Wednesday, November 4, 2009

Grab and Fly

Air Travel in India is picking up slowly, but steadily once again, and this is visible in the numbers reported by International and Indian-origin Airlines and Airports over the last two quarters. For a 12 month period ending Sep. 09, over 90 million people took to Indian skies - that's a mindboggling 250,000 people every day. This includes departing and arriving, domestic and international passengers (pax.). 75% of pax are domestic while the rest are international - and that's approx. 190,000 pax. In this, over 40% fly Low Cost Airlines; that's over 75,000 pax everyday.

Low Cost Airlines have been confused with Low/No frills airlines in India. Globally, No-Frill Airlines such as easyJet and Ryanair do not provide many services on ground and on air to pax. Their turnaround time (duration on ground at the airport between a landing and take-off) are minimal, between 40-50 minutes per location and the aircraft spends more time on air (hidden from the public eyes) rather than being seen on the tarmac, more as an advertising and brand-building activity, like the Legacy carriers. Legacy carriers or full service carriers operate on a hub-and-spoke model - they bring pax. from several cities and pass them on different flights to other cities; and are those which provide a host or services such as check-in & security check assistance by ground staff, lounges for pax. of various seating classes such as business, economy, etc. and F&B on ground (in case of flight delays) as well as on air.

Low cost carriers actually focus on "lower cost of operation" which means leaner staff on ground and on air. These airlines encourage pax. to check-in before they visit the Airport or to use the self service kiosks rather than the manned counters which are fewer in number and take more time. Ever since the launch of Air Deccan, the low-fare regime started in India. Although the airline followed most principles of a Low-Cost airline, it was also instrumental in bringing the "price-war" between the airlines. Suddenly, the big boys were offerring throw-away prices that the common man grabbed with ease and hapiness. One merger, one take-over followed and a few closures are in the offing. But even these airlines may pull off with the increasing domestic air traffic. So, Low-cost airlines and Low-fare airlines are not to be confused really.

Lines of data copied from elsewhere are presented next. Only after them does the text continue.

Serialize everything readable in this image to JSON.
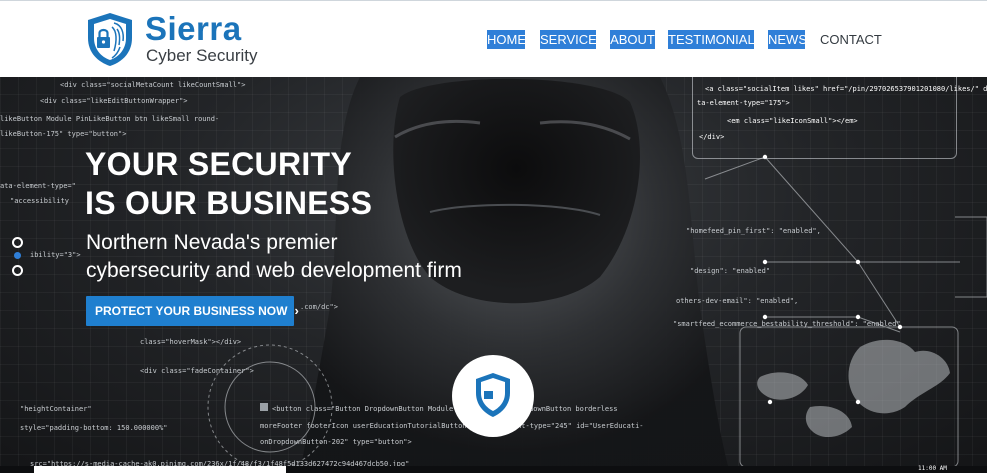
{
  "brand": {
    "name": "Sierra",
    "subtitle": "Cyber Security",
    "color": "#1b74ba"
  },
  "nav": {
    "items": [
      {
        "label": "HOME",
        "selected": true
      },
      {
        "label": "SERVICES",
        "selected": true
      },
      {
        "label": "ABOUT",
        "selected": true
      },
      {
        "label": "TESTIMONIALS",
        "selected": true
      },
      {
        "label": "NEWS",
        "selected": true
      },
      {
        "label": "CONTACT",
        "selected": false
      }
    ],
    "highlight_color": "#2f7fd8"
  },
  "hero": {
    "headline_line1": "YOUR SECURITY",
    "headline_line2": "IS OUR BUSINESS",
    "tagline_line1": "Northern Nevada's premier",
    "tagline_line2": "cybersecurity and web development firm",
    "cta_label": "PROTECT YOUR BUSINESS NOW",
    "cta_icon": "chevron-right-icon",
    "cta_color": "#1f7fcf",
    "slider_dots": 2,
    "active_dot": 1
  },
  "code_box": {
    "lines": [
      "<a class=\"socialItem likes\" href=\"/pin/297026537901201080/likes/\" da-",
      "ta-element-type=\"175\">",
      "<em class=\"likeIconSmall\"></em>",
      "</div>"
    ]
  },
  "background_code": [
    "<div class=\"socialMetaCount likeCountSmall\">",
    "<div class=\"likeEditButtonWrapper\">",
    "likeButton Module PinLikeButton btn likeSmall round-",
    "likeButton-175\" type=\"button\">",
    "ata-element-type=\"",
    "\"accessibility",
    "ibility=\"3\">",
    "class=\"hoverMask\"></div>",
    "<div class=\"fadeContainer\">",
    "\"heightContainer\"",
    "style=\"padding-bottom: 150.000000%\"",
    "src=\"https://s-media-cache-ak0.pinimg.com/236x/1f/48/f3/1f48f5d133d627472c94d467dcb50.jpg\"",
    "<button class=\"Button DropdownButton Module UserEducationDropdownButton borderless",
    "moreFooter footerIcon userEducationTutorialButton\" data-element-type=\"245\" id=\"UserEducati-",
    "onDropdownButton-202\" type=\"button\">",
    ".com/dc\">",
    "others-dev-email\": \"enabled\",",
    "\"smartfeed_ecommerce_bestability_threshold\": \"enabled\"",
    "\"homefeed_pin_first\": \"enabled\",",
    "\"design\": \"enabled\""
  ],
  "status_time": "11:00 AM"
}
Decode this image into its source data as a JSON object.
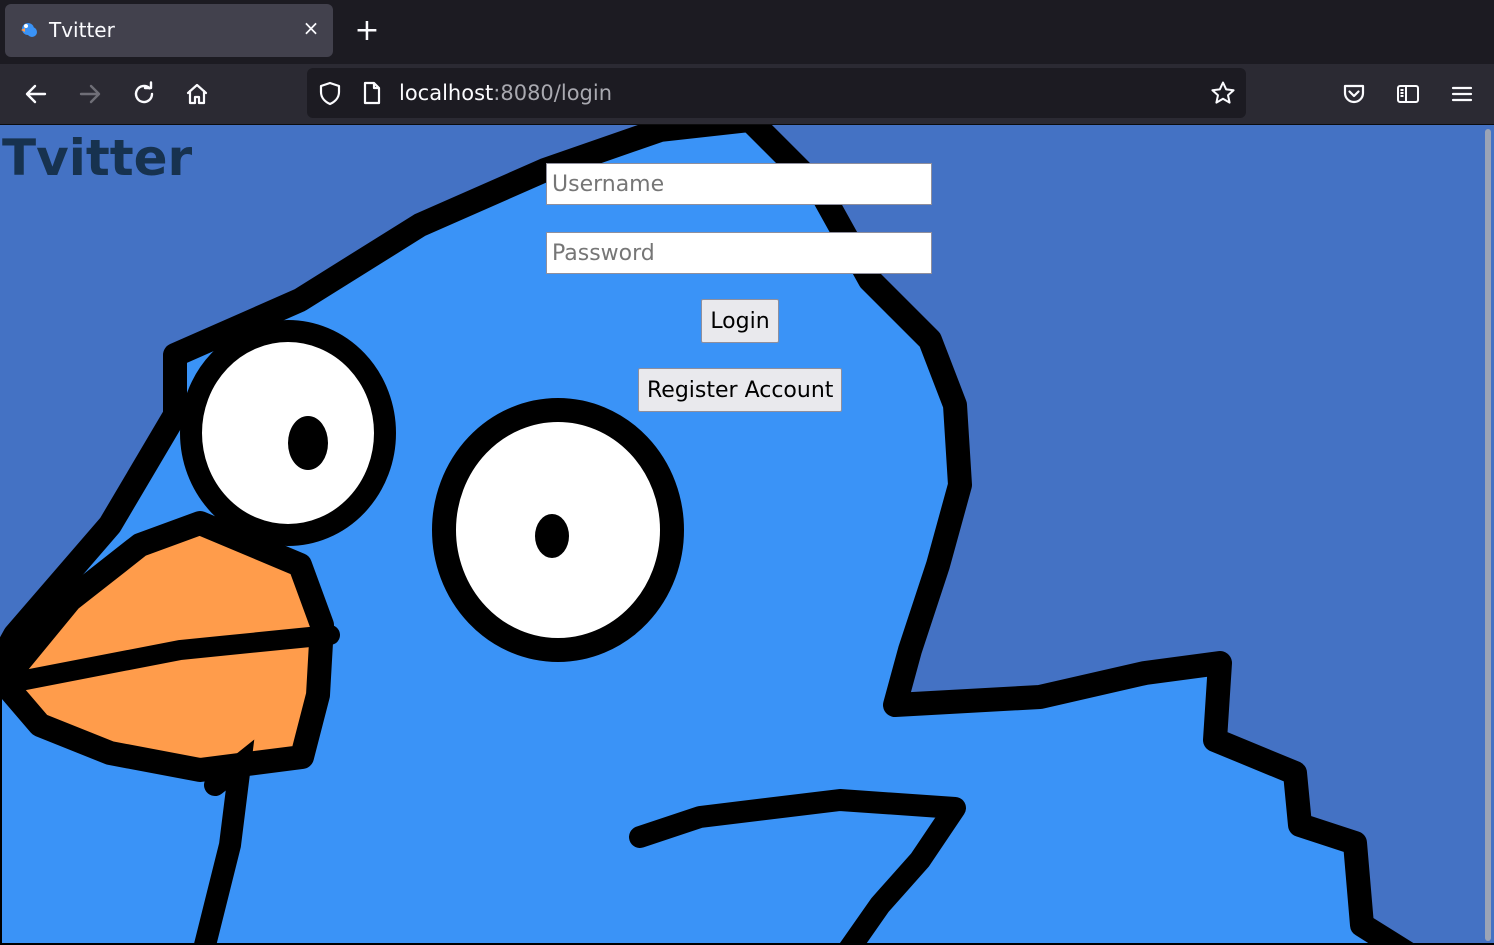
{
  "browser": {
    "tab": {
      "title": "Tvitter",
      "close_glyph": "×"
    },
    "new_tab_glyph": "+",
    "url": {
      "host": "localhost",
      "rest": ":8080/login"
    },
    "icons": {
      "back": "arrow-left-icon",
      "forward": "arrow-right-icon",
      "reload": "reload-icon",
      "home": "home-icon",
      "tracking": "shield-icon",
      "page": "page-icon",
      "bookmark": "star-icon",
      "pocket": "pocket-icon",
      "sidebar": "sidebar-icon",
      "menu": "hamburger-menu-icon"
    }
  },
  "page": {
    "site_title": "Tvitter",
    "username": {
      "placeholder": "Username",
      "value": ""
    },
    "password": {
      "placeholder": "Password",
      "value": ""
    },
    "login_label": "Login",
    "register_label": "Register Account"
  },
  "colors": {
    "page_background": "#4472c4",
    "bird_body": "#3a93f7",
    "beak": "#ff9c4b",
    "outline": "#000000",
    "title_text": "#17324f"
  }
}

Aircraft food is generally abhored by frequent travellers (by popular definition, these are pax. who undertake over 12 trips a year) and prefer to eat at the Airport Terminals or outside. These are also pax. who are considered to be well-traveled and a bit more evolved than their counterparts in understanding and appreciating the Airport F&B offerring such as variety and quality, not to mention the superior Customer Service (in comparison to what was available earlier). In many parts of the world, it's quite common to see Starbucks, McDonalds, Illy and many international brands at airports which provide the continued offerring to its patrons. However in India, this trend is quite new, probably a few years now. The first few organized F&B retailing outlets were commenced by India's largest chain, Cafe Coffee Day - with outlets across over 35 airports, this is the largest Travel Retailer in India at the moment. Mumbai CSIA, India's busiest airport where I was passing through today has over 11 touch points across various locations.  Organized retail footprint at Airports was pioneered by Bengaluru International Airport when it was under planning and construction stages between 2005-2008 where Cafe Coffee Day operates three outlets.




With over 75,000 pax. who fly Low cost airlines which do not provide (complimentary) F&B on board , that is already a huge market potential. Assume 30% of these pax. would consume at Airports and if each spends INR 100 per visit, the total turnover is approx. over INR 25 lakhs everyday! And among the rest, if 50% of them, ie., 25,000 pax  spend INR 40, that is over 10 lakhs. And such multiplication (which is not complex) is anyone's guess while using some common sense and a calculator. However, the BIG picture is the impending F&B opportunity at airports. Today, more and more passengers, irrespective of whether they fly Legacy carriers or Low-cost, are preferring to consume at the Airports. Bars and Restaurants are added attractions and it is quite common to see pax. arriving early to the Airport to have a quick bite of their favorite food or to have a drink - one for the runway! as I always say.



With more and more newer air passengers getting added everyday, this is one opportunity that cannot be missed. And Cafe Coffee Day would only continue to lead the way!

1 comment:

Sanand said...

It was very interesting and informative to read your posts. I agree about how price wars began in India with Air Deccan emerging as a low cost airline.

And yes, aircraft food is something I, like most travelers, find very difficult to savor. In Delhi, the airport had looked more like an overcrowded bus stand for many years and I am so glad that the makeover has given it a tremendous presence. Retailing outlets have clearly made their presence felt in Indian airport. Same goes with the Bangalore airport that had been a terrible place to land at but now the makeover has been fantastic, almost world class standards.

When you talked about organized retail footprint, I am glad you talked about the Bangalore airport as it gave more insightful information.

Great info, keep writing.